Extracted material >>
════════════════════

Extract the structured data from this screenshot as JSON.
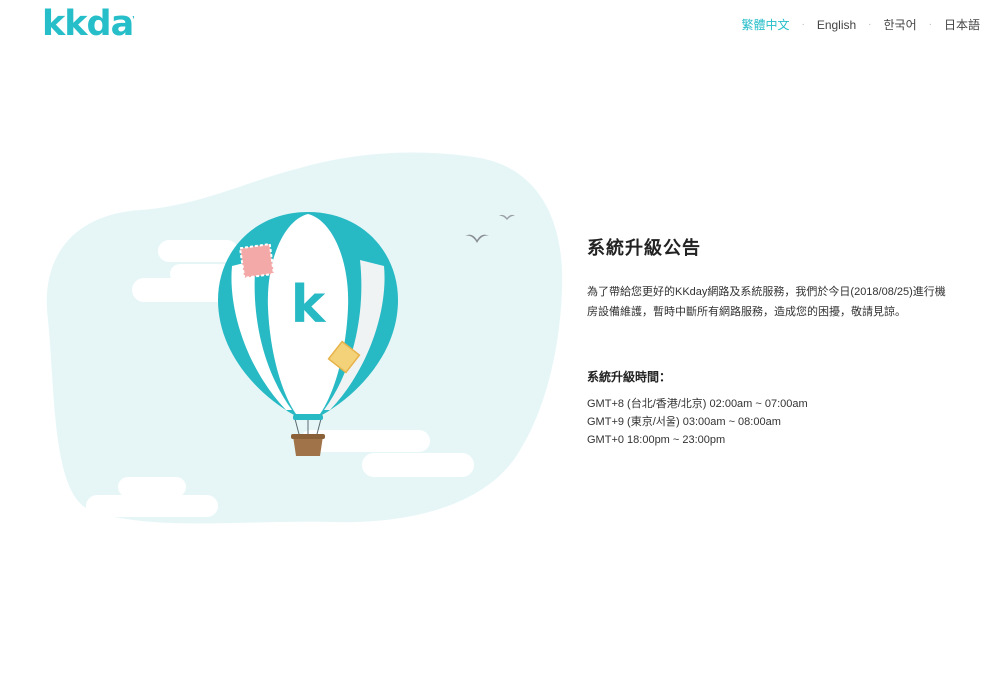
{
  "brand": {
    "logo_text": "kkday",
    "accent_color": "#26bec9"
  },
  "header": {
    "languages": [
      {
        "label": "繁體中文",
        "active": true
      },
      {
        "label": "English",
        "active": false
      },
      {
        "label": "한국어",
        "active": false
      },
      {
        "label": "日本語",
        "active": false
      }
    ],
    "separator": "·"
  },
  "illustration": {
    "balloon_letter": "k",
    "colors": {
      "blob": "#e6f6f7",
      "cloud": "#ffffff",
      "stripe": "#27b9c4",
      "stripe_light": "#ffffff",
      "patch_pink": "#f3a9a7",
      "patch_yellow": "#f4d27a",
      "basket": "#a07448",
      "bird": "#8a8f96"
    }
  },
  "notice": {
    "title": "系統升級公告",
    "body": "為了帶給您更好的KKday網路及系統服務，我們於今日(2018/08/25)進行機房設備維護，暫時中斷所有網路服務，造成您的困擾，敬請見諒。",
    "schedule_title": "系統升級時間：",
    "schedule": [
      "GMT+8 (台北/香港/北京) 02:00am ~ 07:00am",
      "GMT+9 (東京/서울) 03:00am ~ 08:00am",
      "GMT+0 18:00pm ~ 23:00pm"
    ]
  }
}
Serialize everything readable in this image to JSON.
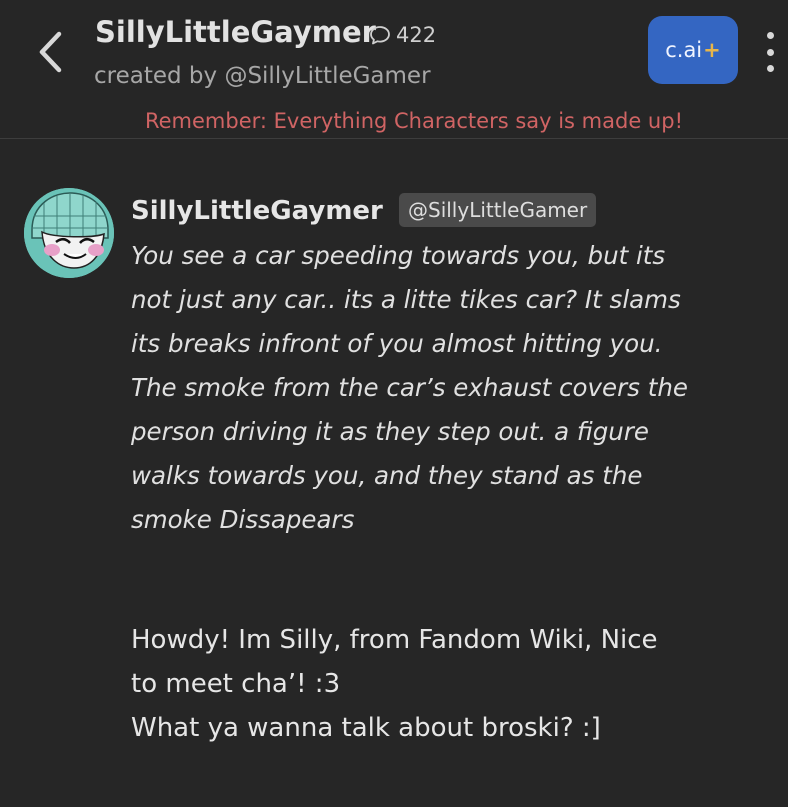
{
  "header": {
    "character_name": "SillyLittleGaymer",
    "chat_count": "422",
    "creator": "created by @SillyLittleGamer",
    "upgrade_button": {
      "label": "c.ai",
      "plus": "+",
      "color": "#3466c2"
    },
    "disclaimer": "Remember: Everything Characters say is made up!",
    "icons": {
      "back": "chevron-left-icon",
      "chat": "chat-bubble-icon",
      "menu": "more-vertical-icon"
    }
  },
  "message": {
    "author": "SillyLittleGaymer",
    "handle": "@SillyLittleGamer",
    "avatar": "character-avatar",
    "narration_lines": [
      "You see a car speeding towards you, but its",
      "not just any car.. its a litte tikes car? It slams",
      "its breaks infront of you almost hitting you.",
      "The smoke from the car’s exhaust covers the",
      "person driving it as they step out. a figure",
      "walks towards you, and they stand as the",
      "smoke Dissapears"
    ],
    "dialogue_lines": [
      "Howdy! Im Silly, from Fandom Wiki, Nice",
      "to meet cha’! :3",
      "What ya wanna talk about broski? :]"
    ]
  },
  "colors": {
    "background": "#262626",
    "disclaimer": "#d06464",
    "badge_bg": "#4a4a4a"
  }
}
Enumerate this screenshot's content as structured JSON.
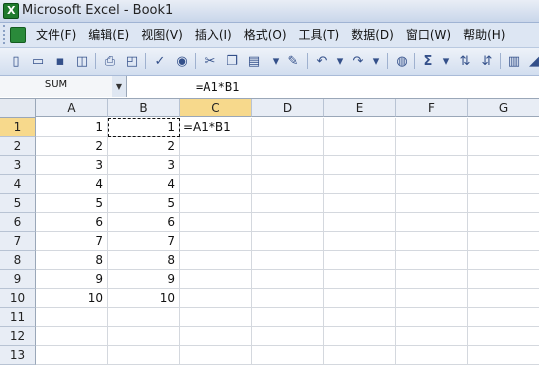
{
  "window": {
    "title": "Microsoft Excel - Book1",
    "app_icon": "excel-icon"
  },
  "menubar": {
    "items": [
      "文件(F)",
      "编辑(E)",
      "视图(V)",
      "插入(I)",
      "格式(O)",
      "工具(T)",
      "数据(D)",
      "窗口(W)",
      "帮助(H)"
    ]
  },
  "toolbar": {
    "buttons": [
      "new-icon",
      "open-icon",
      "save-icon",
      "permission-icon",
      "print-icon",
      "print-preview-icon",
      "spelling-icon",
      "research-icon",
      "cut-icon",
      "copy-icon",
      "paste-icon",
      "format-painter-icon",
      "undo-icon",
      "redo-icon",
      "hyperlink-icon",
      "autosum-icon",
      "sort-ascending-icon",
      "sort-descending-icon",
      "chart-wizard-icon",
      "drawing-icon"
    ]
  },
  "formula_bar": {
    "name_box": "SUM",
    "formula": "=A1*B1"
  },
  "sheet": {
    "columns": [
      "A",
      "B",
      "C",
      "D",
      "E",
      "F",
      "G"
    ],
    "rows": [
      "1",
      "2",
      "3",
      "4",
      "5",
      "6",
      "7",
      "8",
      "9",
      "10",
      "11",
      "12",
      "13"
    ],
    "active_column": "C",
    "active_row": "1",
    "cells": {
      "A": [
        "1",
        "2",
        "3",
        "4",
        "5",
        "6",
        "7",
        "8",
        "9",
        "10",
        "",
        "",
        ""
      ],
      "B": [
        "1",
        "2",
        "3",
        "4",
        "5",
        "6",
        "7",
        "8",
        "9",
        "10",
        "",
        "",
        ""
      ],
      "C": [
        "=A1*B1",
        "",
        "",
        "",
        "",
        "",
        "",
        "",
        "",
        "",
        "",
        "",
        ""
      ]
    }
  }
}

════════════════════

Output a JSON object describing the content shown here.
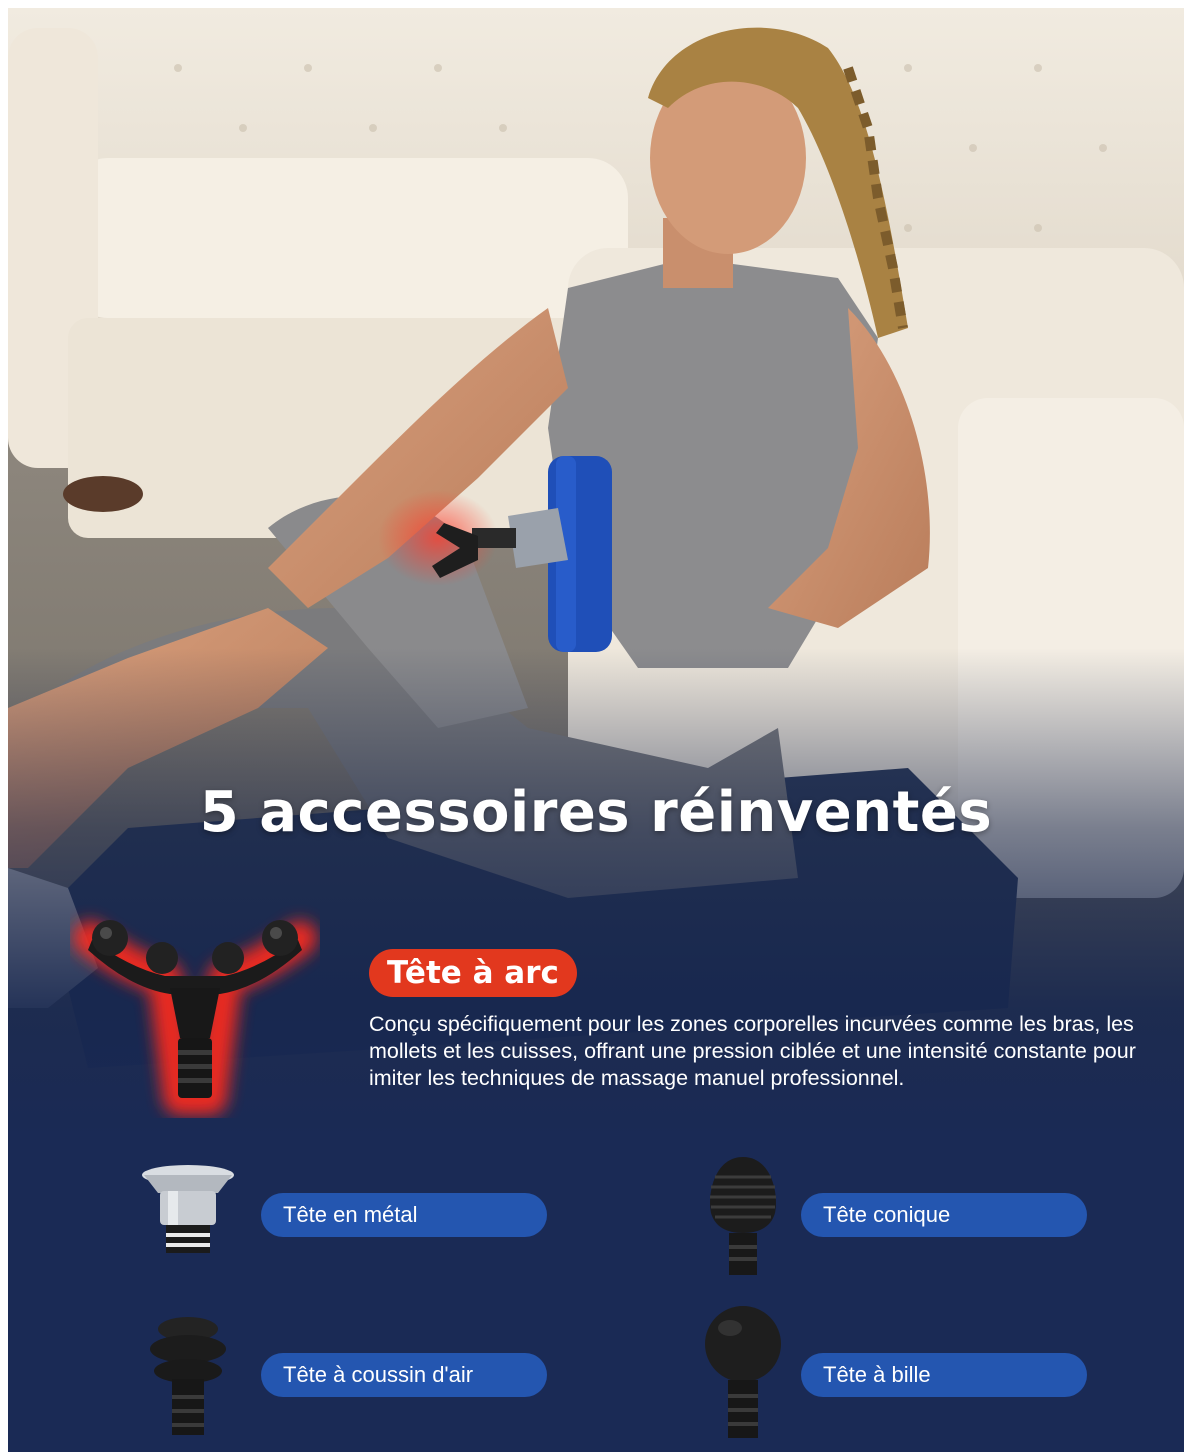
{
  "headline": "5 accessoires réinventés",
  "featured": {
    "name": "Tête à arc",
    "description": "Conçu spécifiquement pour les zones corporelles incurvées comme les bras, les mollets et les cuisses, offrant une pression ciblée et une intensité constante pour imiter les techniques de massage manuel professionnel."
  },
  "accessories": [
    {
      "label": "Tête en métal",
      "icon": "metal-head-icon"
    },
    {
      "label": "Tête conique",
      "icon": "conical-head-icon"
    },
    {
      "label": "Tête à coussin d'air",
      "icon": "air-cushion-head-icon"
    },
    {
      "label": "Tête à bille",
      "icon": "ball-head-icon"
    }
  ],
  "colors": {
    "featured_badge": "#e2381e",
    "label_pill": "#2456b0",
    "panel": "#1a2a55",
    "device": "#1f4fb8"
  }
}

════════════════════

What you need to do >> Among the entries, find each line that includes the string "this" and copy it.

Answer section >>
Extract the structured data from this screenshot as JSON.
Serialize everything readable in this image to JSON.
Enumerate this screenshot's content as structured JSON.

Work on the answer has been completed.